Sometimes, however, extremely wet conditions during the prescribed burning season may limit the ability of the Forest Fire Service to achieve its acreage goal. The new law provides the Forest Fire Service more flexibility to conduct burning operations at other times of year when conditions are favorable to achieve other resource management objectives.
Nearly all wildfires in the state are caused by people, usually by accident, carelessness, recklessness and even arson. The Forest Fire Service must carefully weigh risks of fire suppression against the potential for wildfires to cause property damage and endanger lives. The best tools the Forest Fire Service has at its disposal are public education campaigns informing the public about wildfire safety and prescribed burning operations.
During prescribed burns, Forest Fire Service personnel use handheld torches to set smaller fires to burn away fallen leaves, pine needles, fallen branches and other debris on the forest floor. Personnel consider wind, moisture and other conditions in setting the fires.
Wildfires can have the greatest impact in areas where people live in or near forests, grasslands and other natural areas. The sprawling Pinelands region in southern New Jersey is especially prone to wildfires because its ecosystem is adapted to depend on periodic wildfires for releasing of seeds for reproduction. Controlling the buildup of fuel in this region helps keep the forests healthy.
The peak wildfire season in New Jersey is in the early spring, when weather conditions tend to be dry and windy and the forests haven't leafed yet, exposing debris, leaves, needles and shrubs to the drying effects of the sun. Other peak seasons are in the early fall, when weather conditions can also be dry, as well as particularly dry periods during the summer.

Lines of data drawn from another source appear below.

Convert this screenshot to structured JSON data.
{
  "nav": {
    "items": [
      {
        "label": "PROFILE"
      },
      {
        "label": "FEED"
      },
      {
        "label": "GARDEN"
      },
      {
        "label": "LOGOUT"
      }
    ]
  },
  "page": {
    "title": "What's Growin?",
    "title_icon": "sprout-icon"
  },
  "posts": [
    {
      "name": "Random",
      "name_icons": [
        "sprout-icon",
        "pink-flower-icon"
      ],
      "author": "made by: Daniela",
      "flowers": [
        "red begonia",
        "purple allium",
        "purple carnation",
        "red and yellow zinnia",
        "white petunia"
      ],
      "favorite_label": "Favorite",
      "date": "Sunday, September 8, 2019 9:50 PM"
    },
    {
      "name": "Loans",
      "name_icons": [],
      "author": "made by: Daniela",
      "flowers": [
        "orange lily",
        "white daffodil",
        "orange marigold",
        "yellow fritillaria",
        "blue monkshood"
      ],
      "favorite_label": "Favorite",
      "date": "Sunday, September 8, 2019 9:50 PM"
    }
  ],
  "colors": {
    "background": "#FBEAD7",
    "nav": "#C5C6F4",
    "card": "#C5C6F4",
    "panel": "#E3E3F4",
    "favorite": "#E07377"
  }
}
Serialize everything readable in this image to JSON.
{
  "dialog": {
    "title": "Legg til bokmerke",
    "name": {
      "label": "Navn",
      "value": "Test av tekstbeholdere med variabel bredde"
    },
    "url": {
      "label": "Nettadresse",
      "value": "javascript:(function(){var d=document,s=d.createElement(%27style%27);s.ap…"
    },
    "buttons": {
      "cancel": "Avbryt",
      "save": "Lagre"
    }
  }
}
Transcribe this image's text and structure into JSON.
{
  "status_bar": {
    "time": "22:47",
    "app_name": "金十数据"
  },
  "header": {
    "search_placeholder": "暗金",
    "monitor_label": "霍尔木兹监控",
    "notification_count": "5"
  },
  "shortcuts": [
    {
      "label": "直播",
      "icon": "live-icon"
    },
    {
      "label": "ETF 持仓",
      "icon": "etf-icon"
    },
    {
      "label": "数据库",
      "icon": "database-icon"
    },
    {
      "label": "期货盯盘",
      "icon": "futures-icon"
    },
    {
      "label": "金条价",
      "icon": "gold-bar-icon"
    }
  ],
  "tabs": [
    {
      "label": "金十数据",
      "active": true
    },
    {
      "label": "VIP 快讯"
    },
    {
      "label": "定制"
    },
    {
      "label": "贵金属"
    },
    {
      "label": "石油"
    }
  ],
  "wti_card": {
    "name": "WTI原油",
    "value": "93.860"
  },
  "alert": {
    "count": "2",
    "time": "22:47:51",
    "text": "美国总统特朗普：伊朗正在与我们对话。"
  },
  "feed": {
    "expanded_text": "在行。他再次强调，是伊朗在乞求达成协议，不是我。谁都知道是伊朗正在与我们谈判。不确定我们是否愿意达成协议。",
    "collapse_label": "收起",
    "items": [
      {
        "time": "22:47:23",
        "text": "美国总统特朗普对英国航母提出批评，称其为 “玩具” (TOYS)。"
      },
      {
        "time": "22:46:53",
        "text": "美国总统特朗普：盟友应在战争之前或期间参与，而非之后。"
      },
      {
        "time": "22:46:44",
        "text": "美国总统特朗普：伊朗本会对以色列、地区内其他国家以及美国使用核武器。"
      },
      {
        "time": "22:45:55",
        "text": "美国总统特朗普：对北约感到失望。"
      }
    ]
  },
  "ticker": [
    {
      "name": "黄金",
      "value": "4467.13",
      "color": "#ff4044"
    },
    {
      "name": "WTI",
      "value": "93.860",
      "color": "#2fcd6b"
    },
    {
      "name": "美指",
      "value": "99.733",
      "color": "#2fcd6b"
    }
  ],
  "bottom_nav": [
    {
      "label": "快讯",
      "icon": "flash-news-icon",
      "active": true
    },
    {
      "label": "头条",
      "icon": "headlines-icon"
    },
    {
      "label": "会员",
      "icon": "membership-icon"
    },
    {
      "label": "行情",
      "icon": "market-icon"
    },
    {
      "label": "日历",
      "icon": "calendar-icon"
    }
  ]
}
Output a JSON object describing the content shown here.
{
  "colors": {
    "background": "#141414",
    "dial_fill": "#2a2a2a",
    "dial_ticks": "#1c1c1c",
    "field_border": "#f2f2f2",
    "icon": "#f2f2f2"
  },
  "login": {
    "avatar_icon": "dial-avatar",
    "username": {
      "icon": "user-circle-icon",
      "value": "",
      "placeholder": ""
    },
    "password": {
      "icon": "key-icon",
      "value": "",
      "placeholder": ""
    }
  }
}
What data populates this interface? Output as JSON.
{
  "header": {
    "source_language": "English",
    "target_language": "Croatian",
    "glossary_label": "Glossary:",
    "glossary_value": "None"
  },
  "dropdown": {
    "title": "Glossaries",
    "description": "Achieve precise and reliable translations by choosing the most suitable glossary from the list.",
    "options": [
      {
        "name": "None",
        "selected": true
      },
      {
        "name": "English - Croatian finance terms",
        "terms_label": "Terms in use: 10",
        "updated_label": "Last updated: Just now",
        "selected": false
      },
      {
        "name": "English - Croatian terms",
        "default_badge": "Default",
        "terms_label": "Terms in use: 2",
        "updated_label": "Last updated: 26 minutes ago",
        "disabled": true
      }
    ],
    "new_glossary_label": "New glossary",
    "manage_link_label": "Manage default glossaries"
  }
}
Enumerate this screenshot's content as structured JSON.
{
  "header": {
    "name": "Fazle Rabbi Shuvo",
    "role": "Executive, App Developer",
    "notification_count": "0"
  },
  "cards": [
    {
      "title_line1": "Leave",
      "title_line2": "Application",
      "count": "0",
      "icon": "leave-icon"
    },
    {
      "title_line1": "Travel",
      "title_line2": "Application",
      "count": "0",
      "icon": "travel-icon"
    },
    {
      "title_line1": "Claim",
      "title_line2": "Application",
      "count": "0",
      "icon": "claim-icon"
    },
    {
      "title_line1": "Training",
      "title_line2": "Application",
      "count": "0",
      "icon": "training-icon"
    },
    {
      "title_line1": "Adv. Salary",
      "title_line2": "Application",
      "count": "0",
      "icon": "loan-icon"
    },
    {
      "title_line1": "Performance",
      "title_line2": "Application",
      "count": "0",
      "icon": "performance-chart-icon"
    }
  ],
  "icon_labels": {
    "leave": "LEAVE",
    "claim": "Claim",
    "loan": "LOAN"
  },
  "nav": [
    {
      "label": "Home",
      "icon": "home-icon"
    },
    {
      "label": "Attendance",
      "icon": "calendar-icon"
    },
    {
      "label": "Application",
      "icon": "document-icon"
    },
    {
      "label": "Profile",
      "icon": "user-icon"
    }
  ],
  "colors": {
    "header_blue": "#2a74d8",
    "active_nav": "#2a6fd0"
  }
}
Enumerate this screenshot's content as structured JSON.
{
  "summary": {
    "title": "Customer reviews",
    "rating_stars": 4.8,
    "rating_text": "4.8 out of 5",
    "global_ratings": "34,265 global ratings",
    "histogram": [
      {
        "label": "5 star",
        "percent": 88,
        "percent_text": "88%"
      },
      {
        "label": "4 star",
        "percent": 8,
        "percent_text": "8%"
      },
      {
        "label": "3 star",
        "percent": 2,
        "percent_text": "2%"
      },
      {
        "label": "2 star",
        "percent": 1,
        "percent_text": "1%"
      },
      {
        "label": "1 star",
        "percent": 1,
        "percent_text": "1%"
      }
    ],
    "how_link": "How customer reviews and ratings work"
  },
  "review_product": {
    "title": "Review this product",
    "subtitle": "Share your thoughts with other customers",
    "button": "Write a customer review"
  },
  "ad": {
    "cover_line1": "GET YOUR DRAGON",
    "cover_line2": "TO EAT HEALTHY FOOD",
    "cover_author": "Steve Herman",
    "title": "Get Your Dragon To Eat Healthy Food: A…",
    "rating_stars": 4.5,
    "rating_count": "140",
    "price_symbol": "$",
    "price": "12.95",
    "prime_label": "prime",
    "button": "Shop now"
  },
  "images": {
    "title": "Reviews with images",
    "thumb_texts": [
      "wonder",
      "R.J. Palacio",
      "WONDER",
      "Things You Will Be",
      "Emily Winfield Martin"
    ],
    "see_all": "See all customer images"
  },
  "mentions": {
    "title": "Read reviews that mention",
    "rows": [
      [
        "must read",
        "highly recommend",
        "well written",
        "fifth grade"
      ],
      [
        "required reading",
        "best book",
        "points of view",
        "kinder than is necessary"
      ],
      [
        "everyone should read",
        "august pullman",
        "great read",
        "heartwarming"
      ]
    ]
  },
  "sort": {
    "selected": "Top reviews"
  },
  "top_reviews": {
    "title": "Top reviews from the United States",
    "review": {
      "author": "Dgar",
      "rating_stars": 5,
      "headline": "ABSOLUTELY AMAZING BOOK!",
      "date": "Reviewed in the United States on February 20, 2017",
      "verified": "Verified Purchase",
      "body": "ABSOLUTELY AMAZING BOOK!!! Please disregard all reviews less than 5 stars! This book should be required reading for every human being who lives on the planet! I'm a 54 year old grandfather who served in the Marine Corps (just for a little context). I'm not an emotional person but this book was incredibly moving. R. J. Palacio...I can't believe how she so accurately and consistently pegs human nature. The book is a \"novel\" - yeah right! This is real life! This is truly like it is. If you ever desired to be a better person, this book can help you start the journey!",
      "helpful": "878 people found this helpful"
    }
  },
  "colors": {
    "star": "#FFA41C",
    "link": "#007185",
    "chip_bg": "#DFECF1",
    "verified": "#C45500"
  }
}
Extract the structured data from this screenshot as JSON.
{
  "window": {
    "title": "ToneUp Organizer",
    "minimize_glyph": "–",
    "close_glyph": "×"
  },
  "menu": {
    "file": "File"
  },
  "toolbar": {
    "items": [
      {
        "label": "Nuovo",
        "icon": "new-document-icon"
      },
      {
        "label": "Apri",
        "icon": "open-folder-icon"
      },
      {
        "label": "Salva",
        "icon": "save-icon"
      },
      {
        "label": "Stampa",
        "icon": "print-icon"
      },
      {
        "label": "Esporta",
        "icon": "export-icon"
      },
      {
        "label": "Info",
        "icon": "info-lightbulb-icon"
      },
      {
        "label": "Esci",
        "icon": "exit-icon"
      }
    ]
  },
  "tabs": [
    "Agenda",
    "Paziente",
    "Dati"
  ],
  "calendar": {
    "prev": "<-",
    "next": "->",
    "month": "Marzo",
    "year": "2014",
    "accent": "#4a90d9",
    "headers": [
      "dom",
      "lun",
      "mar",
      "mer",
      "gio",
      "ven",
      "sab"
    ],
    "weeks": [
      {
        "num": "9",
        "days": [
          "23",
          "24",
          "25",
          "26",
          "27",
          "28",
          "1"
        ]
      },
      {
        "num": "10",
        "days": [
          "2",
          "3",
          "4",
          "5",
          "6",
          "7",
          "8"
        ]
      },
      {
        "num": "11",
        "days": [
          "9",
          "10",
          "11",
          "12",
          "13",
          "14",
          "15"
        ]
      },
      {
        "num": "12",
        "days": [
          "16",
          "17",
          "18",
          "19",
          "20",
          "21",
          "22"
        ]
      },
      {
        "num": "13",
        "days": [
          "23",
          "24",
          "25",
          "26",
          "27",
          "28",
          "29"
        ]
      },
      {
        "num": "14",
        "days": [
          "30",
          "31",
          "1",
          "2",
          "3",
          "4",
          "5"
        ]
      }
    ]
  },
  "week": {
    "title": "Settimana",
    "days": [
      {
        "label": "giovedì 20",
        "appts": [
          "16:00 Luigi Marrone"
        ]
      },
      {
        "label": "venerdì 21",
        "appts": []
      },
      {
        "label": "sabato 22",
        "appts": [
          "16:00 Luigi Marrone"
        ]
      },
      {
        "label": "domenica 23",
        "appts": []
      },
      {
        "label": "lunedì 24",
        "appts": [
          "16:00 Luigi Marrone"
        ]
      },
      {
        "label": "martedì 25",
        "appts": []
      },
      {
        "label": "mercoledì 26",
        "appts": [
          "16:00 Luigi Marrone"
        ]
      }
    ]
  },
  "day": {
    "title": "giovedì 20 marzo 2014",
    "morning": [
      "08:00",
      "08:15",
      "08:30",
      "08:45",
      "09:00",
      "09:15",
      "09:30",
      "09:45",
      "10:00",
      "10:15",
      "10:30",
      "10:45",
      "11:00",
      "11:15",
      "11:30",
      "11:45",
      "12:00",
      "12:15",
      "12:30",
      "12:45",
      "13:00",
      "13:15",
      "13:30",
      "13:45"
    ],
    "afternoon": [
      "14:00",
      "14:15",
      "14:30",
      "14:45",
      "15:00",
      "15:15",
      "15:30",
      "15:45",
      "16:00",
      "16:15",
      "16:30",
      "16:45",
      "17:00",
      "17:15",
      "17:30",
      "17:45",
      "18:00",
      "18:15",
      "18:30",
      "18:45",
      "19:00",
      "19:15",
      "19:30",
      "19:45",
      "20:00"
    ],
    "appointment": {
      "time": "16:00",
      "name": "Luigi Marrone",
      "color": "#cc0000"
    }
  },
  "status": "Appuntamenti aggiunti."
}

The New Jersey Division of Parks and Forestry and the Forest Fire Service work to provide the public with advance notice of prescribed burning operations. When in doubt about the source of smoke or if a fire is part of a prescribed burning operation, call 9-1-1 or 1-877-WARN-DEP (1-877-927-6337).